Data extracted from a collection
==*==

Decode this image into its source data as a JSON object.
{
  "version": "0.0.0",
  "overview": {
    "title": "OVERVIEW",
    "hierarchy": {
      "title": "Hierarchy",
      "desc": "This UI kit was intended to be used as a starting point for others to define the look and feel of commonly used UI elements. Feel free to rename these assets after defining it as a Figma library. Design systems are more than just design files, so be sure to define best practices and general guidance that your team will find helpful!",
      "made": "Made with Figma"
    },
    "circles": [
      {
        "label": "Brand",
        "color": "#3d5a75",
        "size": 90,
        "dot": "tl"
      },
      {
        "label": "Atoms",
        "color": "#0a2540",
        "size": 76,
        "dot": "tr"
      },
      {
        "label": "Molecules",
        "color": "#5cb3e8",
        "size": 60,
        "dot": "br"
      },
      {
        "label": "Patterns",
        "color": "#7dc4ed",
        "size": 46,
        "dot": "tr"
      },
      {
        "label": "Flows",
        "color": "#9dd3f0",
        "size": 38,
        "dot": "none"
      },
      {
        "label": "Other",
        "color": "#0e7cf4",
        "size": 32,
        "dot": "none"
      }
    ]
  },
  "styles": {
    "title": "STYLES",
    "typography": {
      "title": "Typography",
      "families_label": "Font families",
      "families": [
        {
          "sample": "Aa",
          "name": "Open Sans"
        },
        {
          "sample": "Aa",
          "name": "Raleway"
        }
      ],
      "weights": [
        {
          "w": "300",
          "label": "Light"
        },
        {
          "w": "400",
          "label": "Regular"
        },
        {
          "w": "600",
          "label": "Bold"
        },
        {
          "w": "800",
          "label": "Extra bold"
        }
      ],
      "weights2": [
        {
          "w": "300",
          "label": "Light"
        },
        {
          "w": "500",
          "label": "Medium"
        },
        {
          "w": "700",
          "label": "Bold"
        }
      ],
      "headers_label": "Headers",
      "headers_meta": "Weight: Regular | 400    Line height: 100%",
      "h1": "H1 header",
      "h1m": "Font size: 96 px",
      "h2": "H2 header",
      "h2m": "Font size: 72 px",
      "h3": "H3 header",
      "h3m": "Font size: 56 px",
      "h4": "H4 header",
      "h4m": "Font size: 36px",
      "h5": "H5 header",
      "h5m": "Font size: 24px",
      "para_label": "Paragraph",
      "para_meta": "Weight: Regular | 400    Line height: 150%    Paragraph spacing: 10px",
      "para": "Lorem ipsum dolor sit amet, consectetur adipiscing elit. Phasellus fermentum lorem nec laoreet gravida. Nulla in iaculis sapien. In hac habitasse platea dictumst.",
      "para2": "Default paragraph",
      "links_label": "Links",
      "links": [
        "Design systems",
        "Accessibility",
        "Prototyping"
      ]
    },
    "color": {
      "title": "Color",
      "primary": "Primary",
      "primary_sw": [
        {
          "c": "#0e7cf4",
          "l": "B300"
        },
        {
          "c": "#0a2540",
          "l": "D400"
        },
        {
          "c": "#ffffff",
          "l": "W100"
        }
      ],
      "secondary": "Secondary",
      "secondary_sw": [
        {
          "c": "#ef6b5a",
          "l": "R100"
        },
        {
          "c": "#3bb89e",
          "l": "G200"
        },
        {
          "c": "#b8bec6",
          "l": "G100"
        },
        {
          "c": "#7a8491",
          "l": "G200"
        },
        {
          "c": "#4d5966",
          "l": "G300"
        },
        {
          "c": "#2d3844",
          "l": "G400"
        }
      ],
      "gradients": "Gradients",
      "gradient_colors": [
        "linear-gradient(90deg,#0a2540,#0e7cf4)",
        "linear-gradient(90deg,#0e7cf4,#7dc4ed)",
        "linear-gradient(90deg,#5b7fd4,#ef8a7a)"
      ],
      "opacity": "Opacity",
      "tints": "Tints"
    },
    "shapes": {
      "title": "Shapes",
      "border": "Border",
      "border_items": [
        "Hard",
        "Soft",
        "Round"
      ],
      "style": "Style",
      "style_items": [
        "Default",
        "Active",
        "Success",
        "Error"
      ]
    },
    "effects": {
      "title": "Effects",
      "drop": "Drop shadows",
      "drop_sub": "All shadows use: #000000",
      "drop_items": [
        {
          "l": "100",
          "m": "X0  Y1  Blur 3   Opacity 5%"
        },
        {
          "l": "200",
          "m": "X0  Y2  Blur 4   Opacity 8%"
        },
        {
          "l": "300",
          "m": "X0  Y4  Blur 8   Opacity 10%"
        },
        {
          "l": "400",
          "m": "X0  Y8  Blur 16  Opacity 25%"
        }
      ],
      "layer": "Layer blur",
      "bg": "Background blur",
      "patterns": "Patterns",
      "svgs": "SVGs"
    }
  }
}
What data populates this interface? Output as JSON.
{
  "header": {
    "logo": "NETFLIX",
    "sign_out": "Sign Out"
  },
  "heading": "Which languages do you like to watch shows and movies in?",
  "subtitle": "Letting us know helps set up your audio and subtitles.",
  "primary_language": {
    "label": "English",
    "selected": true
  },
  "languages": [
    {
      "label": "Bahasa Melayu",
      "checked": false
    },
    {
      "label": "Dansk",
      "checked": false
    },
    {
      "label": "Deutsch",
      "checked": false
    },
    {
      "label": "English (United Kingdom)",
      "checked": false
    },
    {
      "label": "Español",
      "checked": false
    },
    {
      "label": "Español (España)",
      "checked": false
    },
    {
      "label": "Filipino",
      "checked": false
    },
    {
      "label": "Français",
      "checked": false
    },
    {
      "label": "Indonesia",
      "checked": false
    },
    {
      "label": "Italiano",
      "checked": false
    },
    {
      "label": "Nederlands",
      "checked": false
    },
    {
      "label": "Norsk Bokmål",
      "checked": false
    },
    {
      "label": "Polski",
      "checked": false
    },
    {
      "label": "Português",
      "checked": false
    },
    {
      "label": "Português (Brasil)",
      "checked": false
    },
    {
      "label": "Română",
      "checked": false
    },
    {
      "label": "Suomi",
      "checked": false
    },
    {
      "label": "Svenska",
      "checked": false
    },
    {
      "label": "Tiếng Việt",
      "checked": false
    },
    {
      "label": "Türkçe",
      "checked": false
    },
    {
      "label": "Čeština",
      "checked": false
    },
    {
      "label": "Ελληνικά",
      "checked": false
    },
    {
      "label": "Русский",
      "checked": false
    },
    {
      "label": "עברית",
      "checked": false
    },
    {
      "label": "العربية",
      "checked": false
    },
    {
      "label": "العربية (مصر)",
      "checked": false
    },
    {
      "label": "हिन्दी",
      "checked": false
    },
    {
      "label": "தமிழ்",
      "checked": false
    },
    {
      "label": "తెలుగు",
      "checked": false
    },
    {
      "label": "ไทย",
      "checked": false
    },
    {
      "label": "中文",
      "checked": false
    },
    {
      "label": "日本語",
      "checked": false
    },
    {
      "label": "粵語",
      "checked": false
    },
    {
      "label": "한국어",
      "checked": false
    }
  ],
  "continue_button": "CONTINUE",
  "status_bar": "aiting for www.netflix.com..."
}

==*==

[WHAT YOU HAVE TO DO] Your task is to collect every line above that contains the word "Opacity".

[RESULT OF THE TASK]
      "opacity": "Opacity",
          "m": "X0  Y1  Blur 3   Opacity 5%"
          "m": "X0  Y2  Blur 4   Opacity 8%"
          "m": "X0  Y4  Blur 8   Opacity 10%"
          "m": "X0  Y8  Blur 16  Opacity 25%"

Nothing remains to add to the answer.